Piker Press Banner
April 15, 2024

NUMMI Apocalypse

By Bernie Pilarski

We all knew the end of the automotive industry in California was coming. The Mayans, whose calendar predicts the world will end on 12/12/2012, had already penciled in the event for 8 'Ak'bal' 1 Wayeb [G2] (thanks to Gregorian-Mayan Calendar for the Mayan coordinates). Nostradamus also saw it, as is clearly indicated in one of his famous quatrains:

By calm waters with dead fish smells,
The wormhole dirt conspires to close.
Maidens washing, buckets in wells,
Fires, floods, gloom, despair and woes.

In the last line of the quatrain Nostradamus cleverly sets the time of the "wormhole closure" in the context of other concurrent events -- the economic meltdown, the election of Barack Obama, and Tiger Woods' return to golf.

Even my Uncle Bob twenty-five years ago prophetically, although less eloquently, said, "No $@##! Jap car @&** foreigners *^$^# in this good ole U.S, of A! No %$@* way."

None the less, for the past fifteen years, I have been a part of NUMMI, the auto assembly plant in California that closed for good this past week, and to no one's surprise, I have a few observations on the event.

The auto industry is a tough industry. It is a volume driven business. There is a lot of pressure to build as many cars as possible, and there is a reliance on overtime to do that. Some overtime, assuming it produces more product than is otherwise possible, is a good thing. It absorbs fixed costs, which are huge in the auto industry. Problem is that overtime can also be a way of covering up problems, adding time and cost to the operation with no increase in production, and that's a bad thing. Sometimes managers don't seem to be able to make the distinction and instead of solving problems, they simply throw overtime at it.

Overtime is a short term fix for problems, a patch. Overuse of the patch brings about problems of its own. Assembly work is hard work, repetitive work that wears down the body. Everyone I worked with who had been in the plant more than a few years was hurt. The vast majority worked through the pain. Ibuprofen was the pain killer of choice -- 800 mgs at a time, three times a day. That's usually a "prescription only" dosage, but after the first couple times the company doctor tells you that's what you can take, you just go ahead and take the non-prescription pills in larger quantities. You need it to deal with the bad knees, necks, backs and hands.

It's true that not that all of the managers were bad and unsympathetic, just as it is true that not all the people who were hurt and collecting Workers' Comp payments were all that hurt. Some of them knew how to use the system for a free ride. I don't suppose that surprises anybody.

Personally, although my knees have taken a whack and my back isn't what it used to be, I haven't fared too badly physically. For me the damage has been spiritually.

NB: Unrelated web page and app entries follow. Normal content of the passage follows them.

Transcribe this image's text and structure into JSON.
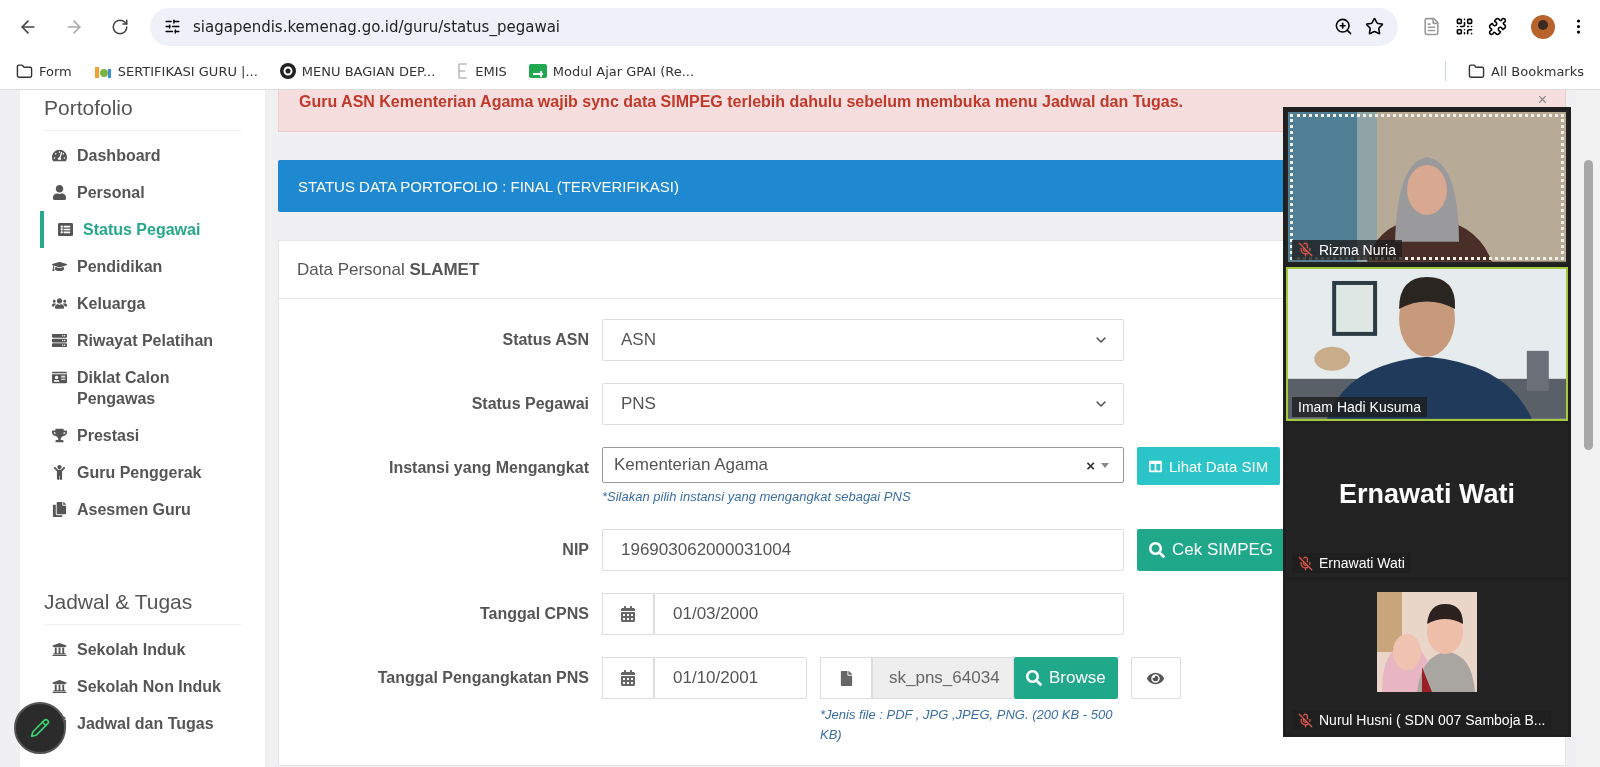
{
  "browser": {
    "url": "siagapendis.kemenag.go.id/guru/status_pegawai",
    "bookmarks": [
      {
        "label": "Form",
        "kind": "folder"
      },
      {
        "label": "SERTIFIKASI GURU |...",
        "kind": "iog"
      },
      {
        "label": "MENU BAGIAN DEP...",
        "kind": "circle"
      },
      {
        "label": "EMIS",
        "kind": "emis"
      },
      {
        "label": "Modul Ajar GPAI (Re...",
        "kind": "green"
      }
    ],
    "all_bookmarks": "All Bookmarks"
  },
  "sidebar": {
    "sections": [
      {
        "title": "Portofolio",
        "items": [
          {
            "label": "Dashboard",
            "selected": false
          },
          {
            "label": "Personal",
            "selected": false
          },
          {
            "label": "Status Pegawai",
            "selected": true
          },
          {
            "label": "Pendidikan",
            "selected": false
          },
          {
            "label": "Keluarga",
            "selected": false
          },
          {
            "label": "Riwayat Pelatihan",
            "selected": false
          },
          {
            "label": "Diklat Calon Pengawas",
            "selected": false
          },
          {
            "label": "Prestasi",
            "selected": false
          },
          {
            "label": "Guru Penggerak",
            "selected": false
          },
          {
            "label": "Asesmen Guru",
            "selected": false
          }
        ]
      },
      {
        "title": "Jadwal & Tugas",
        "items": [
          {
            "label": "Sekolah Induk",
            "selected": false
          },
          {
            "label": "Sekolah Non Induk",
            "selected": false
          },
          {
            "label": "Jadwal dan Tugas",
            "selected": false
          }
        ]
      }
    ]
  },
  "alert": "Guru ASN Kementerian Agama wajib sync data SIMPEG terlebih dahulu sebelum membuka menu Jadwal dan Tugas.",
  "alert_close": "×",
  "status_banner": "STATUS DATA PORTOFOLIO : FINAL (TERVERIFIKASI)",
  "card": {
    "title": "Data Personal **SLAMET**",
    "fields": [
      {
        "kind": "select",
        "label": "Status ASN",
        "value": "ASN"
      },
      {
        "kind": "select",
        "label": "Status Pegawai",
        "value": "PNS"
      },
      {
        "kind": "combo",
        "label": "Instansi yang Mengangkat",
        "value": "Kementerian Agama",
        "clear": "×",
        "hint": "*Silakan pilih instansi yang mengangkat sebagai PNS",
        "button": "Lihat Data SIM"
      },
      {
        "kind": "text",
        "label": "NIP",
        "value": "196903062000031004",
        "button": "Cek SIMPEG"
      },
      {
        "kind": "date",
        "label": "Tanggal CPNS",
        "value": "01/03/2000"
      },
      {
        "kind": "date_file",
        "label": "Tanggal Pengangkatan PNS",
        "value": "01/10/2001",
        "file": "sk_pns_64034",
        "button": "Browse",
        "hint": "*Jenis file : PDF , JPG ,JPEG, PNG. (200 KB - 500 KB)"
      }
    ]
  },
  "meeting": {
    "participants": [
      {
        "kind": "video",
        "name": "Rizma Nuria",
        "muted": true,
        "speaking": false,
        "framed": true
      },
      {
        "kind": "video",
        "name": "Imam Hadi Kusuma",
        "muted": false,
        "speaking": true,
        "framed": false
      },
      {
        "kind": "name_only",
        "display_name": "Ernawati Wati",
        "name": "Ernawati Wati",
        "muted": true,
        "speaking": false,
        "framed": false
      },
      {
        "name": "Nurul Husni ( SDN 007 Samboja B...",
        "muted": true,
        "speaking": false,
        "framed": false
      }
    ]
  }
}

In addition to the overtime, I have had a daily commute that added about three hours to my day. In part that was my choice because I liked where I live, and in part because I could not afford reasonable housing in the Bay Area (I know, I know, my "reasonable" may not really be reasonable, but then neither is the $600,000 plus average price for homes in the area around NUMMI). The result is that my normal day was usually 12 hours worth of working and driving. Since I worked second shift, that brought me home around three or four in the morning, not exactly a time of great activity in my household. While everyone else slept, I snacked, watched some TV, or surfed the web for another hour or so. Into the remaining ten hours, I slept, showered, had lunch with my wife and got ready for work.

I don't blame anyone else. It's a tough industry. It was my choice to live where I do. But that's what I did, five, frequently six days a week. There wasn't much left over for anything else. There wasn't much "quality" time with my wife and family. There was even less time for friendships that meant a great deal to me. And over the years, I prayed less and less. It takes some effort to pray, and usually I was tired. It was easier to sit mindlessly in front of the TV, or easier still to let my brain drop pointlessly into the web.

Writing is part of my prayer, something I do for God. I've been largely unproductive there too for all the same reasons. I had become largely one dimensional.

I am sorry for the disruption that Nummi's closing brings into people's lives, especially for the younger people who are in the middle of raising families, but I cannot be anything but excited. I have almost the identical feeling that I had the day after I asked Sand to marry me and she unexpectedly and inexplicably said yes. I didn't have a job then, either, and no money to speak of, and had no idea what the future held, but it felt very right. I trusted that God knew what he was doing.

I'm getting the opportunity to start over. Imagine that. Go ahead, imagine that. I have the opportunity to discover again what had made my life worth living -- friends, family, my wife, God. I don't have a job, don't know what the future holds, but it feels right. As Nostradamus said:

Rocks fall from the sky, pigs squeal,
The princes of the east pull their pants down.
Hoochies in spandex lack sex appeal,
And more often than not, we work for a clown.

Fortunately for Nostradamus, he lived in the time before random on the job drug testing.

Article © Bernie Pilarski. All rights reserved.
Published on 2010-04-05
0 Reader Comments
Your Comments

The Piker Press moderates all comments.
Click here for the commenting policy.